To Whom It May Concern

Shelley’s use of the letters at the beginning of “Frankenstein” gave readers a different perspective on the story and also served as an interesting introduction to draw the reader in. The beginning of Victor’s story is a long exposition of his life and family, but by using the letters, Shelley gave the readers something immediate to latch onto in terms of storyline and excitement. A young pioneer seaman heading into the vast, unexplored expanses of the north seeking an undiscovered realm is not only an exciting beginning, it also gives the reader a taste of the day and age in which the story is set. This is an era of discovery and invention, of pursuing things that no one thought or was able to pursue before. Shelley is able to relate that through the enthusiasm of Winston’s letters.

Winston’s letters also give the reader a different perspective of Victor. Since the rest of the storyline is mainly from Victor’s perspective, the letters offer an outsider’s view of him as a man, as a human. Winston sees Victor as a friend and companion, a relief after many months of loneliness, which puts Victor in a favorable light at the beginning of the story and gives the reader the impression that he is a good character.
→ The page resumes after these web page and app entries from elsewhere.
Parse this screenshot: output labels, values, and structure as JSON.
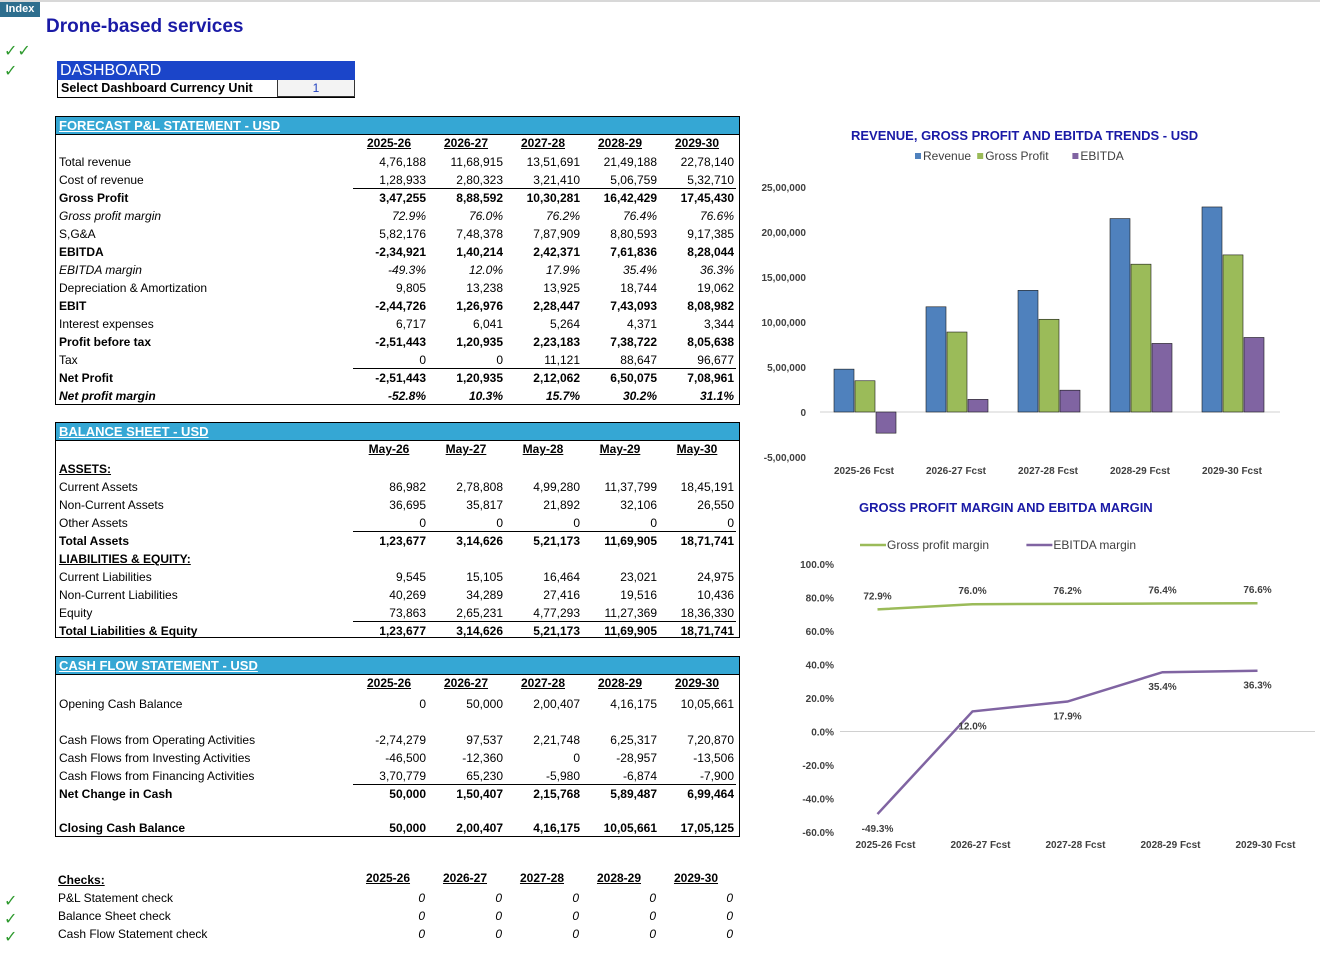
{
  "app": {
    "index_button": "Index",
    "title": "Drone-based services"
  },
  "dashboard": {
    "heading": "DASHBOARD",
    "currency_label": "Select Dashboard Currency Unit",
    "currency_value": "1"
  },
  "pl": {
    "heading": "FORECAST P&L STATEMENT - USD",
    "years": [
      "2025-26",
      "2026-27",
      "2027-28",
      "2028-29",
      "2029-30"
    ],
    "rows": [
      {
        "label": "Total revenue",
        "values": [
          "4,76,188",
          "11,68,915",
          "13,51,691",
          "21,49,188",
          "22,78,140"
        ]
      },
      {
        "label": "Cost of revenue",
        "values": [
          "1,28,933",
          "2,80,323",
          "3,21,410",
          "5,06,759",
          "5,32,710"
        ]
      },
      {
        "label": "Gross Profit",
        "values": [
          "3,47,255",
          "8,88,592",
          "10,30,281",
          "16,42,429",
          "17,45,430"
        ]
      },
      {
        "label": "Gross profit margin",
        "values": [
          "72.9%",
          "76.0%",
          "76.2%",
          "76.4%",
          "76.6%"
        ]
      },
      {
        "label": "S,G&A",
        "values": [
          "5,82,176",
          "7,48,378",
          "7,87,909",
          "8,80,593",
          "9,17,385"
        ]
      },
      {
        "label": "EBITDA",
        "values": [
          "-2,34,921",
          "1,40,214",
          "2,42,371",
          "7,61,836",
          "8,28,044"
        ]
      },
      {
        "label": "EBITDA margin",
        "values": [
          "-49.3%",
          "12.0%",
          "17.9%",
          "35.4%",
          "36.3%"
        ]
      },
      {
        "label": "Depreciation & Amortization",
        "values": [
          "9,805",
          "13,238",
          "13,925",
          "18,744",
          "19,062"
        ]
      },
      {
        "label": "EBIT",
        "values": [
          "-2,44,726",
          "1,26,976",
          "2,28,447",
          "7,43,093",
          "8,08,982"
        ]
      },
      {
        "label": "Interest expenses",
        "values": [
          "6,717",
          "6,041",
          "5,264",
          "4,371",
          "3,344"
        ]
      },
      {
        "label": "Profit before tax",
        "values": [
          "-2,51,443",
          "1,20,935",
          "2,23,183",
          "7,38,722",
          "8,05,638"
        ]
      },
      {
        "label": "Tax",
        "values": [
          "0",
          "0",
          "11,121",
          "88,647",
          "96,677"
        ]
      },
      {
        "label": "Net Profit",
        "values": [
          "-2,51,443",
          "1,20,935",
          "2,12,062",
          "6,50,075",
          "7,08,961"
        ]
      },
      {
        "label": "Net profit margin",
        "values": [
          "-52.8%",
          "10.3%",
          "15.7%",
          "30.2%",
          "31.1%"
        ]
      }
    ]
  },
  "bs": {
    "heading": "BALANCE SHEET - USD",
    "dates": [
      "May-26",
      "May-27",
      "May-28",
      "May-29",
      "May-30"
    ],
    "assets_label": "ASSETS:",
    "liab_label": "LIABILITIES & EQUITY:",
    "assets": [
      {
        "label": "Current Assets",
        "values": [
          "86,982",
          "2,78,808",
          "4,99,280",
          "11,37,799",
          "18,45,191"
        ]
      },
      {
        "label": "Non-Current Assets",
        "values": [
          "36,695",
          "35,817",
          "21,892",
          "32,106",
          "26,550"
        ]
      },
      {
        "label": "Other Assets",
        "values": [
          "0",
          "0",
          "0",
          "0",
          "0"
        ]
      },
      {
        "label": "Total Assets",
        "values": [
          "1,23,677",
          "3,14,626",
          "5,21,173",
          "11,69,905",
          "18,71,741"
        ]
      }
    ],
    "liabilities": [
      {
        "label": "Current Liabilities",
        "values": [
          "9,545",
          "15,105",
          "16,464",
          "23,021",
          "24,975"
        ]
      },
      {
        "label": "Non-Current Liabilities",
        "values": [
          "40,269",
          "34,289",
          "27,416",
          "19,516",
          "10,436"
        ]
      },
      {
        "label": "Equity",
        "values": [
          "73,863",
          "2,65,231",
          "4,77,293",
          "11,27,369",
          "18,36,330"
        ]
      },
      {
        "label": "Total Liabilities & Equity",
        "values": [
          "1,23,677",
          "3,14,626",
          "5,21,173",
          "11,69,905",
          "18,71,741"
        ]
      }
    ]
  },
  "cf": {
    "heading": "CASH FLOW STATEMENT -  USD",
    "years": [
      "2025-26",
      "2026-27",
      "2027-28",
      "2028-29",
      "2029-30"
    ],
    "opening": {
      "label": "Opening Cash Balance",
      "values": [
        "0",
        "50,000",
        "2,00,407",
        "4,16,175",
        "10,05,661"
      ]
    },
    "flows": [
      {
        "label": "Cash Flows from Operating Activities",
        "values": [
          "-2,74,279",
          "97,537",
          "2,21,748",
          "6,25,317",
          "7,20,870"
        ]
      },
      {
        "label": "Cash Flows from Investing Activities",
        "values": [
          "-46,500",
          "-12,360",
          "0",
          "-28,957",
          "-13,506"
        ]
      },
      {
        "label": "Cash Flows from Financing Activities",
        "values": [
          "3,70,779",
          "65,230",
          "-5,980",
          "-6,874",
          "-7,900"
        ]
      },
      {
        "label": "Net Change in Cash",
        "values": [
          "50,000",
          "1,50,407",
          "2,15,768",
          "5,89,487",
          "6,99,464"
        ]
      }
    ],
    "closing": {
      "label": "Closing Cash Balance",
      "values": [
        "50,000",
        "2,00,407",
        "4,16,175",
        "10,05,661",
        "17,05,125"
      ]
    }
  },
  "checks": {
    "heading": "Checks:",
    "years": [
      "2025-26",
      "2026-27",
      "2027-28",
      "2028-29",
      "2029-30"
    ],
    "rows": [
      {
        "label": "P&L Statement check",
        "values": [
          "0",
          "0",
          "0",
          "0",
          "0"
        ]
      },
      {
        "label": "Balance Sheet check",
        "values": [
          "0",
          "0",
          "0",
          "0",
          "0"
        ]
      },
      {
        "label": "Cash Flow Statement check",
        "values": [
          "0",
          "0",
          "0",
          "0",
          "0"
        ]
      }
    ]
  },
  "chart_data": [
    {
      "type": "bar",
      "title": "REVENUE, GROSS PROFIT AND EBITDA TRENDS - USD",
      "categories": [
        "2025-26 Fcst",
        "2026-27 Fcst",
        "2027-28 Fcst",
        "2028-29 Fcst",
        "2029-30 Fcst"
      ],
      "series": [
        {
          "name": "Revenue",
          "color": "#4f81bd",
          "values": [
            476188,
            1168915,
            1351691,
            2149188,
            2278140
          ]
        },
        {
          "name": "Gross Profit",
          "color": "#9bbb59",
          "values": [
            347255,
            888592,
            1030281,
            1642429,
            1745430
          ]
        },
        {
          "name": "EBITDA",
          "color": "#8064a2",
          "values": [
            -234921,
            140214,
            242371,
            761836,
            828044
          ]
        }
      ],
      "ylim": [
        -500000,
        2500000
      ],
      "yticks": [
        "25,00,000",
        "20,00,000",
        "15,00,000",
        "10,00,000",
        "5,00,000",
        "0",
        "-5,00,000"
      ],
      "legend": "top"
    },
    {
      "type": "line",
      "title": "GROSS PROFIT MARGIN AND EBITDA MARGIN",
      "categories": [
        "2025-26 Fcst",
        "2026-27 Fcst",
        "2027-28 Fcst",
        "2028-29 Fcst",
        "2029-30 Fcst"
      ],
      "series": [
        {
          "name": "Gross profit margin",
          "color": "#9bbb59",
          "values": [
            72.9,
            76.0,
            76.2,
            76.4,
            76.6
          ],
          "labels": [
            "72.9%",
            "76.0%",
            "76.2%",
            "76.4%",
            "76.6%"
          ]
        },
        {
          "name": "EBITDA margin",
          "color": "#8064a2",
          "values": [
            -49.3,
            12.0,
            17.9,
            35.4,
            36.3
          ],
          "labels": [
            "-49.3%",
            "12.0%",
            "17.9%",
            "35.4%",
            "36.3%"
          ]
        }
      ],
      "ylim": [
        -60,
        100
      ],
      "yticks": [
        "100.0%",
        "80.0%",
        "60.0%",
        "40.0%",
        "20.0%",
        "0.0%",
        "-20.0%",
        "-40.0%",
        "-60.0%"
      ],
      "legend": "top"
    }
  ]
}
However, as the story progresses, the charm of his intellectual genius and voracious appetite for learning and discovery begins to be deadened by his seeming lack of moral compulsion in the face of scientific progress. It remains to be seen if the favorable opinion Winston has of Victor will prove true, or if the favorable nature Victor has outwardly will serve as a foil to an inner darkness. Either way, the letters add a depth and roundness to the story by giving a different perspective of Victor and also framing his story with another story that further develops the setting for the time period.

Leave a Reply

Your email address will not be published. Required fields are marked *